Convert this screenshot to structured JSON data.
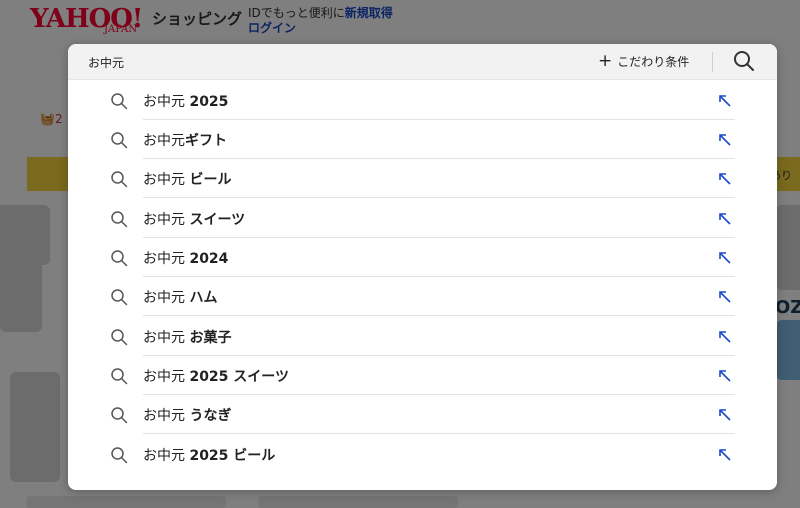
{
  "background": {
    "logo": "YAHOO!",
    "logo_sub": "JAPAN",
    "shop_title": "ショッピング",
    "login_hint_prefix": "IDでもっと便利に",
    "login_hint_strong": "新規取得",
    "login_link": "ログイン",
    "cart_text": "2",
    "banner_text": "あり",
    "right_text": "OZ"
  },
  "search": {
    "query": "お中元",
    "filter_label": "こだわり条件"
  },
  "suggestions": [
    {
      "base": "お中元 ",
      "rest": "2025"
    },
    {
      "base": "お中元",
      "rest": "ギフト"
    },
    {
      "base": "お中元 ",
      "rest": "ビール"
    },
    {
      "base": "お中元 ",
      "rest": "スイーツ"
    },
    {
      "base": "お中元 ",
      "rest": "2024"
    },
    {
      "base": "お中元 ",
      "rest": "ハム"
    },
    {
      "base": "お中元 ",
      "rest": "お菓子"
    },
    {
      "base": "お中元 ",
      "rest": "2025 スイーツ"
    },
    {
      "base": "お中元 ",
      "rest": "うなぎ"
    },
    {
      "base": "お中元 ",
      "rest": "2025 ビール"
    }
  ],
  "colors": {
    "accent_blue": "#1a49c9",
    "yahoo_red": "#ff0033",
    "banner_yellow": "#f4d43f"
  },
  "icons": {
    "suggestion_icon": "search-icon",
    "fill_icon": "arrow-up-left-icon",
    "filter_icon": "plus-icon"
  }
}
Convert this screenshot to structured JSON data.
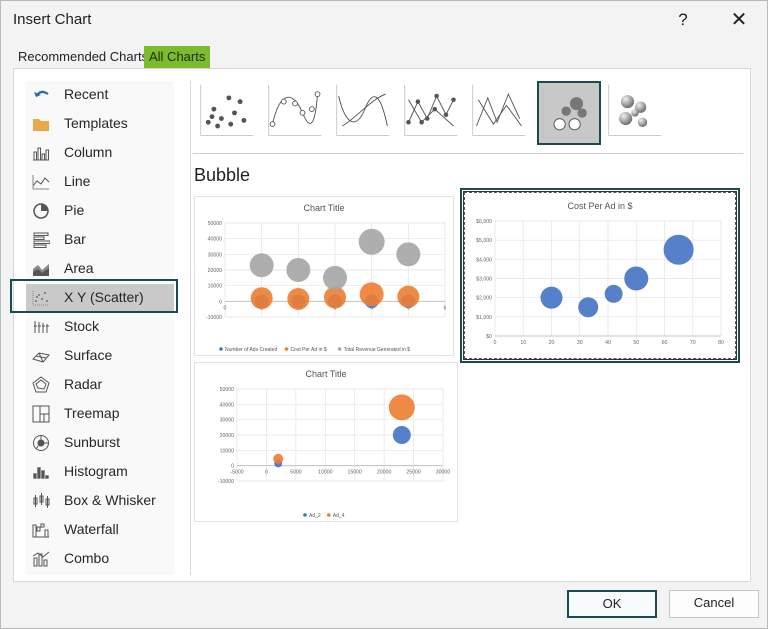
{
  "dialog": {
    "title": "Insert Chart",
    "help": "?",
    "close": "✕"
  },
  "tabs": {
    "recommended": "Recommended Charts",
    "all": "All Charts"
  },
  "sidebar": {
    "items": [
      {
        "label": "Recent",
        "icon": "undo-arrow-icon"
      },
      {
        "label": "Templates",
        "icon": "folder-icon"
      },
      {
        "label": "Column",
        "icon": "column-chart-icon"
      },
      {
        "label": "Line",
        "icon": "line-chart-icon"
      },
      {
        "label": "Pie",
        "icon": "pie-chart-icon"
      },
      {
        "label": "Bar",
        "icon": "bar-chart-icon"
      },
      {
        "label": "Area",
        "icon": "area-chart-icon"
      },
      {
        "label": "X Y (Scatter)",
        "icon": "scatter-chart-icon",
        "selected": true
      },
      {
        "label": "Stock",
        "icon": "stock-chart-icon"
      },
      {
        "label": "Surface",
        "icon": "surface-chart-icon"
      },
      {
        "label": "Radar",
        "icon": "radar-chart-icon"
      },
      {
        "label": "Treemap",
        "icon": "treemap-chart-icon"
      },
      {
        "label": "Sunburst",
        "icon": "sunburst-chart-icon"
      },
      {
        "label": "Histogram",
        "icon": "histogram-chart-icon"
      },
      {
        "label": "Box & Whisker",
        "icon": "box-whisker-chart-icon"
      },
      {
        "label": "Waterfall",
        "icon": "waterfall-chart-icon"
      },
      {
        "label": "Combo",
        "icon": "combo-chart-icon"
      }
    ]
  },
  "subtypes": [
    {
      "name": "scatter",
      "icon": "scatter-subtype-icon"
    },
    {
      "name": "scatter-smooth-lines-markers",
      "icon": "scatter-smooth-markers-icon"
    },
    {
      "name": "scatter-smooth-lines",
      "icon": "scatter-smooth-lines-icon"
    },
    {
      "name": "scatter-straight-lines-markers",
      "icon": "scatter-straight-markers-icon"
    },
    {
      "name": "scatter-straight-lines",
      "icon": "scatter-straight-lines-icon"
    },
    {
      "name": "bubble",
      "icon": "bubble-subtype-icon",
      "selected": true
    },
    {
      "name": "bubble-3d",
      "icon": "bubble-3d-subtype-icon"
    }
  ],
  "section_title": "Bubble",
  "colors": {
    "blue": "#4472c4",
    "orange": "#ed7d31",
    "gray": "#a5a5a5",
    "accent_green": "#7cbb2d",
    "selection": "#1a4a52"
  },
  "chart_data": [
    {
      "type": "bubble",
      "title": "Chart Title",
      "yticks": [
        "50000",
        "40000",
        "30000",
        "20000",
        "10000",
        "0",
        "-10000"
      ],
      "xticks": [
        "0",
        "1",
        "2",
        "3",
        "4",
        "5",
        "6"
      ],
      "ylim": [
        -10000,
        50000
      ],
      "xlim": [
        0,
        6
      ],
      "series": [
        {
          "name": "Number of Ads Created",
          "color": "blue",
          "points": [
            [
              1,
              0,
              7
            ],
            [
              2,
              0,
              7
            ],
            [
              3,
              0,
              7
            ],
            [
              4,
              0,
              7
            ],
            [
              5,
              0,
              7
            ]
          ]
        },
        {
          "name": "Cost Per Ad in $",
          "color": "orange",
          "points": [
            [
              1,
              2000,
              11
            ],
            [
              2,
              1500,
              11
            ],
            [
              3,
              2500,
              11
            ],
            [
              4,
              4500,
              12
            ],
            [
              5,
              3000,
              11
            ]
          ]
        },
        {
          "name": "Total Revenue Generated in $",
          "color": "gray",
          "points": [
            [
              1,
              23000,
              12
            ],
            [
              2,
              20000,
              12
            ],
            [
              3,
              15000,
              12
            ],
            [
              4,
              38000,
              13
            ],
            [
              5,
              30000,
              12
            ]
          ]
        }
      ],
      "legend": "bottom"
    },
    {
      "type": "bubble",
      "title": "Cost Per Ad in $",
      "yticks": [
        "$6,000",
        "$5,000",
        "$4,000",
        "$3,000",
        "$2,000",
        "$1,000",
        "$0"
      ],
      "xticks": [
        "0",
        "10",
        "20",
        "30",
        "40",
        "50",
        "60",
        "70",
        "80"
      ],
      "ylim": [
        0,
        6000
      ],
      "xlim": [
        0,
        80
      ],
      "series": [
        {
          "name": "Cost Per Ad in $",
          "color": "blue",
          "points": [
            [
              20,
              2000,
              11
            ],
            [
              33,
              1500,
              10
            ],
            [
              42,
              2200,
              9
            ],
            [
              50,
              3000,
              12
            ],
            [
              65,
              4500,
              15
            ]
          ]
        }
      ],
      "legend": "none"
    },
    {
      "type": "bubble",
      "title": "Chart Title",
      "yticks": [
        "50000",
        "40000",
        "30000",
        "20000",
        "10000",
        "0",
        "-10000"
      ],
      "xticks": [
        "-5000",
        "0",
        "5000",
        "10000",
        "15000",
        "20000",
        "25000",
        "30000"
      ],
      "ylim": [
        -10000,
        50000
      ],
      "xlim": [
        -5000,
        30000
      ],
      "series": [
        {
          "name": "Ad_2",
          "color": "blue",
          "points": [
            [
              2000,
              1500,
              4
            ],
            [
              23000,
              20000,
              9
            ]
          ]
        },
        {
          "name": "Ad_4",
          "color": "orange",
          "points": [
            [
              2000,
              4500,
              5
            ],
            [
              23000,
              38000,
              13
            ]
          ]
        }
      ],
      "legend": "bottom"
    }
  ],
  "buttons": {
    "ok": "OK",
    "cancel": "Cancel"
  }
}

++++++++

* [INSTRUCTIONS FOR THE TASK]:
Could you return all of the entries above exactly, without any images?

* [SOLVED PROBLEM]:
Convert this screenshot to structured JSON data.
{
  "background": {
    "logo": "YAHOO!",
    "logo_sub": "JAPAN",
    "shop_title": "ショッピング",
    "login_hint_prefix": "IDでもっと便利に",
    "login_hint_strong": "新規取得",
    "login_link": "ログイン",
    "cart_text": "2",
    "banner_text": "あり",
    "right_text": "OZ"
  },
  "search": {
    "query": "お中元",
    "filter_label": "こだわり条件"
  },
  "suggestions": [
    {
      "base": "お中元 ",
      "rest": "2025"
    },
    {
      "base": "お中元",
      "rest": "ギフト"
    },
    {
      "base": "お中元 ",
      "rest": "ビール"
    },
    {
      "base": "お中元 ",
      "rest": "スイーツ"
    },
    {
      "base": "お中元 ",
      "rest": "2024"
    },
    {
      "base": "お中元 ",
      "rest": "ハム"
    },
    {
      "base": "お中元 ",
      "rest": "お菓子"
    },
    {
      "base": "お中元 ",
      "rest": "2025 スイーツ"
    },
    {
      "base": "お中元 ",
      "rest": "うなぎ"
    },
    {
      "base": "お中元 ",
      "rest": "2025 ビール"
    }
  ],
  "colors": {
    "accent_blue": "#1a49c9",
    "yahoo_red": "#ff0033",
    "banner_yellow": "#f4d43f"
  },
  "icons": {
    "suggestion_icon": "search-icon",
    "fill_icon": "arrow-up-left-icon",
    "filter_icon": "plus-icon"
  }
}
Convert this screenshot to structured JSON data.
{
  "dialog": {
    "title": "Insert Chart",
    "help": "?",
    "close": "✕"
  },
  "tabs": {
    "recommended": "Recommended Charts",
    "all": "All Charts"
  },
  "sidebar": {
    "items": [
      {
        "label": "Recent",
        "icon": "undo-arrow-icon"
      },
      {
        "label": "Templates",
        "icon": "folder-icon"
      },
      {
        "label": "Column",
        "icon": "column-chart-icon"
      },
      {
        "label": "Line",
        "icon": "line-chart-icon"
      },
      {
        "label": "Pie",
        "icon": "pie-chart-icon"
      },
      {
        "label": "Bar",
        "icon": "bar-chart-icon"
      },
      {
        "label": "Area",
        "icon": "area-chart-icon"
      },
      {
        "label": "X Y (Scatter)",
        "icon": "scatter-chart-icon",
        "selected": true
      },
      {
        "label": "Stock",
        "icon": "stock-chart-icon"
      },
      {
        "label": "Surface",
        "icon": "surface-chart-icon"
      },
      {
        "label": "Radar",
        "icon": "radar-chart-icon"
      },
      {
        "label": "Treemap",
        "icon": "treemap-chart-icon"
      },
      {
        "label": "Sunburst",
        "icon": "sunburst-chart-icon"
      },
      {
        "label": "Histogram",
        "icon": "histogram-chart-icon"
      },
      {
        "label": "Box & Whisker",
        "icon": "box-whisker-chart-icon"
      },
      {
        "label": "Waterfall",
        "icon": "waterfall-chart-icon"
      },
      {
        "label": "Combo",
        "icon": "combo-chart-icon"
      }
    ]
  },
  "subtypes": [
    {
      "name": "scatter",
      "icon": "scatter-subtype-icon"
    },
    {
      "name": "scatter-smooth-lines-markers",
      "icon": "scatter-smooth-markers-icon"
    },
    {
      "name": "scatter-smooth-lines",
      "icon": "scatter-smooth-lines-icon"
    },
    {
      "name": "scatter-straight-lines-markers",
      "icon": "scatter-straight-markers-icon"
    },
    {
      "name": "scatter-straight-lines",
      "icon": "scatter-straight-lines-icon"
    },
    {
      "name": "bubble",
      "icon": "bubble-subtype-icon",
      "selected": true
    },
    {
      "name": "bubble-3d",
      "icon": "bubble-3d-subtype-icon"
    }
  ],
  "section_title": "Bubble",
  "colors": {
    "blue": "#4472c4",
    "orange": "#ed7d31",
    "gray": "#a5a5a5",
    "accent_green": "#7cbb2d",
    "selection": "#1a4a52"
  },
  "chart_data": [
    {
      "type": "bubble",
      "title": "Chart Title",
      "yticks": [
        "50000",
        "40000",
        "30000",
        "20000",
        "10000",
        "0",
        "-10000"
      ],
      "xticks": [
        "0",
        "1",
        "2",
        "3",
        "4",
        "5",
        "6"
      ],
      "ylim": [
        -10000,
        50000
      ],
      "xlim": [
        0,
        6
      ],
      "series": [
        {
          "name": "Number of Ads Created",
          "color": "blue",
          "points": [
            [
              1,
              0,
              7
            ],
            [
              2,
              0,
              7
            ],
            [
              3,
              0,
              7
            ],
            [
              4,
              0,
              7
            ],
            [
              5,
              0,
              7
            ]
          ]
        },
        {
          "name": "Cost Per Ad in $",
          "color": "orange",
          "points": [
            [
              1,
              2000,
              11
            ],
            [
              2,
              1500,
              11
            ],
            [
              3,
              2500,
              11
            ],
            [
              4,
              4500,
              12
            ],
            [
              5,
              3000,
              11
            ]
          ]
        },
        {
          "name": "Total Revenue Generated in $",
          "color": "gray",
          "points": [
            [
              1,
              23000,
              12
            ],
            [
              2,
              20000,
              12
            ],
            [
              3,
              15000,
              12
            ],
            [
              4,
              38000,
              13
            ],
            [
              5,
              30000,
              12
            ]
          ]
        }
      ],
      "legend": "bottom"
    },
    {
      "type": "bubble",
      "title": "Cost Per Ad in $",
      "yticks": [
        "$6,000",
        "$5,000",
        "$4,000",
        "$3,000",
        "$2,000",
        "$1,000",
        "$0"
      ],
      "xticks": [
        "0",
        "10",
        "20",
        "30",
        "40",
        "50",
        "60",
        "70",
        "80"
      ],
      "ylim": [
        0,
        6000
      ],
      "xlim": [
        0,
        80
      ],
      "series": [
        {
          "name": "Cost Per Ad in $",
          "color": "blue",
          "points": [
            [
              20,
              2000,
              11
            ],
            [
              33,
              1500,
              10
            ],
            [
              42,
              2200,
              9
            ],
            [
              50,
              3000,
              12
            ],
            [
              65,
              4500,
              15
            ]
          ]
        }
      ],
      "legend": "none"
    },
    {
      "type": "bubble",
      "title": "Chart Title",
      "yticks": [
        "50000",
        "40000",
        "30000",
        "20000",
        "10000",
        "0",
        "-10000"
      ],
      "xticks": [
        "-5000",
        "0",
        "5000",
        "10000",
        "15000",
        "20000",
        "25000",
        "30000"
      ],
      "ylim": [
        -10000,
        50000
      ],
      "xlim": [
        -5000,
        30000
      ],
      "series": [
        {
          "name": "Ad_2",
          "color": "blue",
          "points": [
            [
              2000,
              1500,
              4
            ],
            [
              23000,
              20000,
              9
            ]
          ]
        },
        {
          "name": "Ad_4",
          "color": "orange",
          "points": [
            [
              2000,
              4500,
              5
            ],
            [
              23000,
              38000,
              13
            ]
          ]
        }
      ],
      "legend": "bottom"
    }
  ],
  "buttons": {
    "ok": "OK",
    "cancel": "Cancel"
  }
}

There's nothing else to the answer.